*What the exercise asks*.
Set down all the records below, word for word.

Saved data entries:

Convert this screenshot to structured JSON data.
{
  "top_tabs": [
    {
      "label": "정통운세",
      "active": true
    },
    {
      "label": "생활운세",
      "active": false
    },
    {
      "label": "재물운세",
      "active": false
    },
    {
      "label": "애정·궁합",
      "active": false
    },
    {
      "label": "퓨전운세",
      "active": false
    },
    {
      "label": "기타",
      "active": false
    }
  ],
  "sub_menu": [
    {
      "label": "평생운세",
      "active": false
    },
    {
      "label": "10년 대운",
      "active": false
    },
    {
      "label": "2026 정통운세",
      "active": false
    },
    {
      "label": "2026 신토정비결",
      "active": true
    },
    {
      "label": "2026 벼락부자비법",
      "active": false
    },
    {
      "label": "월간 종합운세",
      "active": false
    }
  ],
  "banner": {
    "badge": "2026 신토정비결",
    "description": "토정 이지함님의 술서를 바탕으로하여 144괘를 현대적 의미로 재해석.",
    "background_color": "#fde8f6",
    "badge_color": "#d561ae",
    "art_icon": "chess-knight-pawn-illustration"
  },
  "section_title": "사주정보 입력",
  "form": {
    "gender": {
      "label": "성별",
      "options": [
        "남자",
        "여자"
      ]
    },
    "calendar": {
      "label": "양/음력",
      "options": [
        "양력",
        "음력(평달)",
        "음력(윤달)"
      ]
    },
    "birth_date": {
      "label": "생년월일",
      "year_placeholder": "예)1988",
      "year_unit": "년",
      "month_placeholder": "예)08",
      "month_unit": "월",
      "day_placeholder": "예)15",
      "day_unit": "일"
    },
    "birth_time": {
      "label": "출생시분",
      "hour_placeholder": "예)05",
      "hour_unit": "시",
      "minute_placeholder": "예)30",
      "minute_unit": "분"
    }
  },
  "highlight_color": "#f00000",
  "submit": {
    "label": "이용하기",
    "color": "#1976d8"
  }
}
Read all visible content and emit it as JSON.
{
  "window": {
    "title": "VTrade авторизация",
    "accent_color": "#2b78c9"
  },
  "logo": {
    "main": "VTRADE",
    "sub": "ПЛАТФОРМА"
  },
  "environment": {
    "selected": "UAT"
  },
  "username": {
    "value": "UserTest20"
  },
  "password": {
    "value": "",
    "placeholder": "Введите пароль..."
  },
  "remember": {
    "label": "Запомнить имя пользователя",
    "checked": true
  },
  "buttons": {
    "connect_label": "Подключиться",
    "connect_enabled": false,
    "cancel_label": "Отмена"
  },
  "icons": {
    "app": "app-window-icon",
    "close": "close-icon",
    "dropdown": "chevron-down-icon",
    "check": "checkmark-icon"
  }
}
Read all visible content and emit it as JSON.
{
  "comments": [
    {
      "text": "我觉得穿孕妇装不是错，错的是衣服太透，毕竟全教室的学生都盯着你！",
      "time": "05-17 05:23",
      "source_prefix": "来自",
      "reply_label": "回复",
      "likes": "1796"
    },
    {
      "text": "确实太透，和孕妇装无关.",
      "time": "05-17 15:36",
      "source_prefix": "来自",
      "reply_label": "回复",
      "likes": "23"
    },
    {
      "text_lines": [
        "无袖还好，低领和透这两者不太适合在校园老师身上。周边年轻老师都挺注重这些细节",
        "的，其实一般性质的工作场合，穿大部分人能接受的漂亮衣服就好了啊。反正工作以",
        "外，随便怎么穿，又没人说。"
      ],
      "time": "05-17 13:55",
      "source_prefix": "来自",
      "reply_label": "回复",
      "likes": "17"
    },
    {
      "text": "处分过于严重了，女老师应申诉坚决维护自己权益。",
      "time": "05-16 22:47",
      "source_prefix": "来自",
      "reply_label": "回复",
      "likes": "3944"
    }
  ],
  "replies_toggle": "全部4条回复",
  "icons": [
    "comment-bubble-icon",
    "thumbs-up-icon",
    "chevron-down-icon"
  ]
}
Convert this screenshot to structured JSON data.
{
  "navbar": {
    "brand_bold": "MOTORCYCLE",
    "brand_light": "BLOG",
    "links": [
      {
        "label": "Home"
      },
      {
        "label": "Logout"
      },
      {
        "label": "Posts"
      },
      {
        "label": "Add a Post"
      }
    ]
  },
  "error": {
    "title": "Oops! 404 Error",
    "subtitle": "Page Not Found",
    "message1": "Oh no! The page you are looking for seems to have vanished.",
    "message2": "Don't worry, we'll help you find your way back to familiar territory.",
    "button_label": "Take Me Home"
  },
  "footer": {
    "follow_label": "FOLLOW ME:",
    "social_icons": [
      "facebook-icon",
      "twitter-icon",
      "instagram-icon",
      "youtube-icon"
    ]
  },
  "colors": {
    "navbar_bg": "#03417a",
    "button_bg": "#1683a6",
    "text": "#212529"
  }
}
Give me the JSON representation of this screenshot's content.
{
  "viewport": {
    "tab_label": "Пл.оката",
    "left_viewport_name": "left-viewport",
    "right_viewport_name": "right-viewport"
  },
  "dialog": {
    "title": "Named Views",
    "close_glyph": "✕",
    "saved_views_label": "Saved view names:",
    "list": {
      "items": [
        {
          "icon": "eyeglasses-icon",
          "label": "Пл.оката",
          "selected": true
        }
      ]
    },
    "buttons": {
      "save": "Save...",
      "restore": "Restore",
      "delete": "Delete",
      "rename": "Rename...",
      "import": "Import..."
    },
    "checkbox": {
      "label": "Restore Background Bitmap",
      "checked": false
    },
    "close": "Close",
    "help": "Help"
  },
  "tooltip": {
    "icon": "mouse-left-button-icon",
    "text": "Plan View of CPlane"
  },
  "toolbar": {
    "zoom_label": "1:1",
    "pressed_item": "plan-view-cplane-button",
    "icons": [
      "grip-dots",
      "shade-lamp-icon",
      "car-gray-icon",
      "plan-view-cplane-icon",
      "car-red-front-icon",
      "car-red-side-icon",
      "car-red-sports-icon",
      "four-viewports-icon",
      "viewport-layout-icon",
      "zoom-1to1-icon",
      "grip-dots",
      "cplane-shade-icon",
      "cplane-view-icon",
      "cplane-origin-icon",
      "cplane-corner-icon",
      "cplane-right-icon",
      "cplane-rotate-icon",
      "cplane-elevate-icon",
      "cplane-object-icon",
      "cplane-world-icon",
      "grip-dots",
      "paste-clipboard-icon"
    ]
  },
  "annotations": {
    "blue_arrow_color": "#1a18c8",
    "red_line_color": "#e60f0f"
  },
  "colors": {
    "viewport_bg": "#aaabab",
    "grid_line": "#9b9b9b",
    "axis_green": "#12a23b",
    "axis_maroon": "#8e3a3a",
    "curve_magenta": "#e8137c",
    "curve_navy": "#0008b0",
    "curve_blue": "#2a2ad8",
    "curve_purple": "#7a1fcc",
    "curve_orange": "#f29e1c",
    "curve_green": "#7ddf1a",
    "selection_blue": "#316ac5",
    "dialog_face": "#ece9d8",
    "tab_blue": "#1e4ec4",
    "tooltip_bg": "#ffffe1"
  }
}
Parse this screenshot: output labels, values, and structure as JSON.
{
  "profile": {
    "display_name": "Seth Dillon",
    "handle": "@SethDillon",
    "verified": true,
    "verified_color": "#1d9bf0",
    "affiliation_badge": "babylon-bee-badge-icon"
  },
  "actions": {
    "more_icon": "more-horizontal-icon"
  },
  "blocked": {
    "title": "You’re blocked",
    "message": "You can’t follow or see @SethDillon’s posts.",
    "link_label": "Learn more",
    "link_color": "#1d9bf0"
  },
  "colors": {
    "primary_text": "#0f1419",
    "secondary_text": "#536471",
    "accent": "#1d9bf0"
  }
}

*Answer to this task*.
Convert this screenshot to structured JSON data.
{
  "top_tabs": [
    {
      "label": "정통운세",
      "active": true
    },
    {
      "label": "생활운세",
      "active": false
    },
    {
      "label": "재물운세",
      "active": false
    },
    {
      "label": "애정·궁합",
      "active": false
    },
    {
      "label": "퓨전운세",
      "active": false
    },
    {
      "label": "기타",
      "active": false
    }
  ],
  "sub_menu": [
    {
      "label": "평생운세",
      "active": false
    },
    {
      "label": "10년 대운",
      "active": false
    },
    {
      "label": "2026 정통운세",
      "active": false
    },
    {
      "label": "2026 신토정비결",
      "active": true
    },
    {
      "label": "2026 벼락부자비법",
      "active": false
    },
    {
      "label": "월간 종합운세",
      "active": false
    }
  ],
  "banner": {
    "badge": "2026 신토정비결",
    "description": "토정 이지함님의 술서를 바탕으로하여 144괘를 현대적 의미로 재해석.",
    "background_color": "#fde8f6",
    "badge_color": "#d561ae",
    "art_icon": "chess-knight-pawn-illustration"
  },
  "section_title": "사주정보 입력",
  "form": {
    "gender": {
      "label": "성별",
      "options": [
        "남자",
        "여자"
      ]
    },
    "calendar": {
      "label": "양/음력",
      "options": [
        "양력",
        "음력(평달)",
        "음력(윤달)"
      ]
    },
    "birth_date": {
      "label": "생년월일",
      "year_placeholder": "예)1988",
      "year_unit": "년",
      "month_placeholder": "예)08",
      "month_unit": "월",
      "day_placeholder": "예)15",
      "day_unit": "일"
    },
    "birth_time": {
      "label": "출생시분",
      "hour_placeholder": "예)05",
      "hour_unit": "시",
      "minute_placeholder": "예)30",
      "minute_unit": "분"
    }
  },
  "highlight_color": "#f00000",
  "submit": {
    "label": "이용하기",
    "color": "#1976d8"
  }
}
Read all visible content and emit it as JSON.
{
  "window": {
    "title": "VTrade авторизация",
    "accent_color": "#2b78c9"
  },
  "logo": {
    "main": "VTRADE",
    "sub": "ПЛАТФОРМА"
  },
  "environment": {
    "selected": "UAT"
  },
  "username": {
    "value": "UserTest20"
  },
  "password": {
    "value": "",
    "placeholder": "Введите пароль..."
  },
  "remember": {
    "label": "Запомнить имя пользователя",
    "checked": true
  },
  "buttons": {
    "connect_label": "Подключиться",
    "connect_enabled": false,
    "cancel_label": "Отмена"
  },
  "icons": {
    "app": "app-window-icon",
    "close": "close-icon",
    "dropdown": "chevron-down-icon",
    "check": "checkmark-icon"
  }
}
Read all visible content and emit it as JSON.
{
  "comments": [
    {
      "text": "我觉得穿孕妇装不是错，错的是衣服太透，毕竟全教室的学生都盯着你！",
      "time": "05-17 05:23",
      "source_prefix": "来自",
      "reply_label": "回复",
      "likes": "1796"
    },
    {
      "text": "确实太透，和孕妇装无关.",
      "time": "05-17 15:36",
      "source_prefix": "来自",
      "reply_label": "回复",
      "likes": "23"
    },
    {
      "text_lines": [
        "无袖还好，低领和透这两者不太适合在校园老师身上。周边年轻老师都挺注重这些细节",
        "的，其实一般性质的工作场合，穿大部分人能接受的漂亮衣服就好了啊。反正工作以",
        "外，随便怎么穿，又没人说。"
      ],
      "time": "05-17 13:55",
      "source_prefix": "来自",
      "reply_label": "回复",
      "likes": "17"
    },
    {
      "text": "处分过于严重了，女老师应申诉坚决维护自己权益。",
      "time": "05-16 22:47",
      "source_prefix": "来自",
      "reply_label": "回复",
      "likes": "3944"
    }
  ],
  "replies_toggle": "全部4条回复",
  "icons": [
    "comment-bubble-icon",
    "thumbs-up-icon",
    "chevron-down-icon"
  ]
}
Convert this screenshot to structured JSON data.
{
  "navbar": {
    "brand_bold": "MOTORCYCLE",
    "brand_light": "BLOG",
    "links": [
      {
        "label": "Home"
      },
      {
        "label": "Logout"
      },
      {
        "label": "Posts"
      },
      {
        "label": "Add a Post"
      }
    ]
  },
  "error": {
    "title": "Oops! 404 Error",
    "subtitle": "Page Not Found",
    "message1": "Oh no! The page you are looking for seems to have vanished.",
    "message2": "Don't worry, we'll help you find your way back to familiar territory.",
    "button_label": "Take Me Home"
  },
  "footer": {
    "follow_label": "FOLLOW ME:",
    "social_icons": [
      "facebook-icon",
      "twitter-icon",
      "instagram-icon",
      "youtube-icon"
    ]
  },
  "colors": {
    "navbar_bg": "#03417a",
    "button_bg": "#1683a6",
    "text": "#212529"
  }
}
Give me the JSON representation of this screenshot's content.
{
  "viewport": {
    "tab_label": "Пл.оката",
    "left_viewport_name": "left-viewport",
    "right_viewport_name": "right-viewport"
  },
  "dialog": {
    "title": "Named Views",
    "close_glyph": "✕",
    "saved_views_label": "Saved view names:",
    "list": {
      "items": [
        {
          "icon": "eyeglasses-icon",
          "label": "Пл.оката",
          "selected": true
        }
      ]
    },
    "buttons": {
      "save": "Save...",
      "restore": "Restore",
      "delete": "Delete",
      "rename": "Rename...",
      "import": "Import..."
    },
    "checkbox": {
      "label": "Restore Background Bitmap",
      "checked": false
    },
    "close": "Close",
    "help": "Help"
  },
  "tooltip": {
    "icon": "mouse-left-button-icon",
    "text": "Plan View of CPlane"
  },
  "toolbar": {
    "zoom_label": "1:1",
    "pressed_item": "plan-view-cplane-button",
    "icons": [
      "grip-dots",
      "shade-lamp-icon",
      "car-gray-icon",
      "plan-view-cplane-icon",
      "car-red-front-icon",
      "car-red-side-icon",
      "car-red-sports-icon",
      "four-viewports-icon",
      "viewport-layout-icon",
      "zoom-1to1-icon",
      "grip-dots",
      "cplane-shade-icon",
      "cplane-view-icon",
      "cplane-origin-icon",
      "cplane-corner-icon",
      "cplane-right-icon",
      "cplane-rotate-icon",
      "cplane-elevate-icon",
      "cplane-object-icon",
      "cplane-world-icon",
      "grip-dots",
      "paste-clipboard-icon"
    ]
  },
  "annotations": {
    "blue_arrow_color": "#1a18c8",
    "red_line_color": "#e60f0f"
  },
  "colors": {
    "viewport_bg": "#aaabab",
    "grid_line": "#9b9b9b",
    "axis_green": "#12a23b",
    "axis_maroon": "#8e3a3a",
    "curve_magenta": "#e8137c",
    "curve_navy": "#0008b0",
    "curve_blue": "#2a2ad8",
    "curve_purple": "#7a1fcc",
    "curve_orange": "#f29e1c",
    "curve_green": "#7ddf1a",
    "selection_blue": "#316ac5",
    "dialog_face": "#ece9d8",
    "tab_blue": "#1e4ec4",
    "tooltip_bg": "#ffffe1"
  }
}
Parse this screenshot: output labels, values, and structure as JSON.
{
  "profile": {
    "display_name": "Seth Dillon",
    "handle": "@SethDillon",
    "verified": true,
    "verified_color": "#1d9bf0",
    "affiliation_badge": "babylon-bee-badge-icon"
  },
  "actions": {
    "more_icon": "more-horizontal-icon"
  },
  "blocked": {
    "title": "You’re blocked",
    "message": "You can’t follow or see @SethDillon’s posts.",
    "link_label": "Learn more",
    "link_color": "#1d9bf0"
  },
  "colors": {
    "primary_text": "#0f1419",
    "secondary_text": "#536471",
    "accent": "#1d9bf0"
  }
}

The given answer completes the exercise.